    Thank you for explaining some less known nursing specialties. I have been a forensic nurse for 4 years and I find myself frequently explaining what it is that I do, and that it isn't CSI! I am currently a doctoral student in a nursing program, and an elective that I am taking is on healthcare informatics and the role that technology plays in the future of nursing. It is overwhelming to think about all the aspects of IT that I wasn't aware of prior to this course. I feel that it would be beneficial to nursing students entering the workforce to be exposed to these specialty areas to broaden their horizons.

  • Elena Shella Tejada-Villamor

    Hello Ms. Kathy Quan,

    This is a useful insight on the most unique nursing specialties. While most people would visualize nurses to be the ones that attend to patients at the emergency rooms, ORs or nursing homes, you are right to point out that the nursing career can be taken to other healthcare fields.

    As an editor of Nursing Explorer, I know what it takes to accomplish a nursing degree and eventually build an impressive portfolio. And the specialties you mentioned here need much more than hard work!

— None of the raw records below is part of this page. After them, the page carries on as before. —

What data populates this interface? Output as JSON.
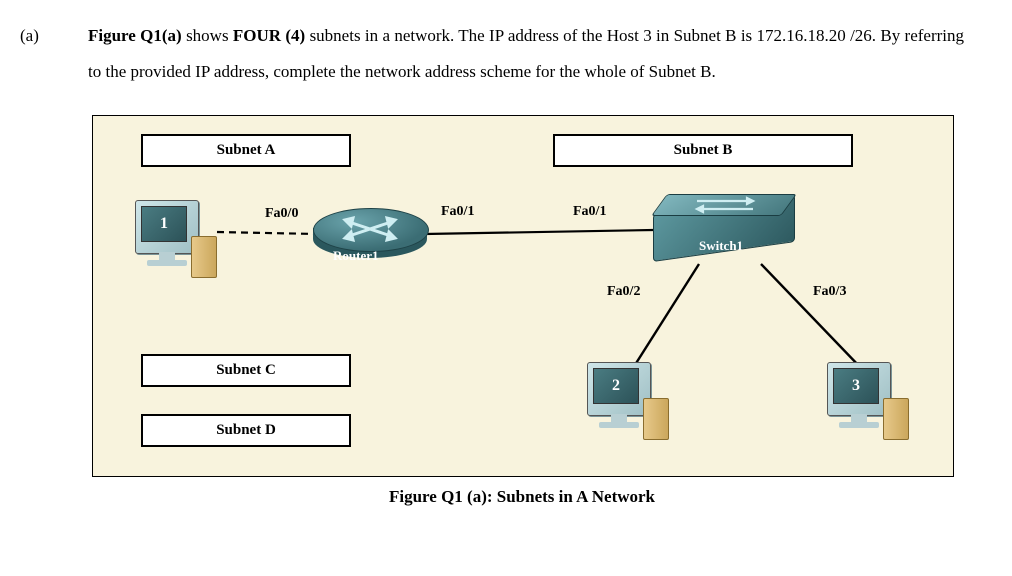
{
  "question": {
    "number": "(a)",
    "text_parts": {
      "p1": "Figure Q1(a)",
      "p2": " shows ",
      "p3": "FOUR (4)",
      "p4": " subnets in a network. The IP address of the Host 3 in Subnet B is 172.16.18.20 /26. By referring to the provided IP address, complete the network address scheme for the whole of Subnet B."
    }
  },
  "labels": {
    "subnetA": "Subnet A",
    "subnetB": "Subnet B",
    "subnetC": "Subnet C",
    "subnetD": "Subnet D",
    "router": "Router1",
    "switch": "Switch1",
    "host1": "1",
    "host2": "2",
    "host3": "3",
    "if_fa00": "Fa0/0",
    "if_fa01_r": "Fa0/1",
    "if_fa01_s": "Fa0/1",
    "if_fa02": "Fa0/2",
    "if_fa03": "Fa0/3"
  },
  "caption": "Figure Q1 (a): Subnets in A Network"
}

    Kudos to you on your inspiring blog and I look forward to reading more posts soon!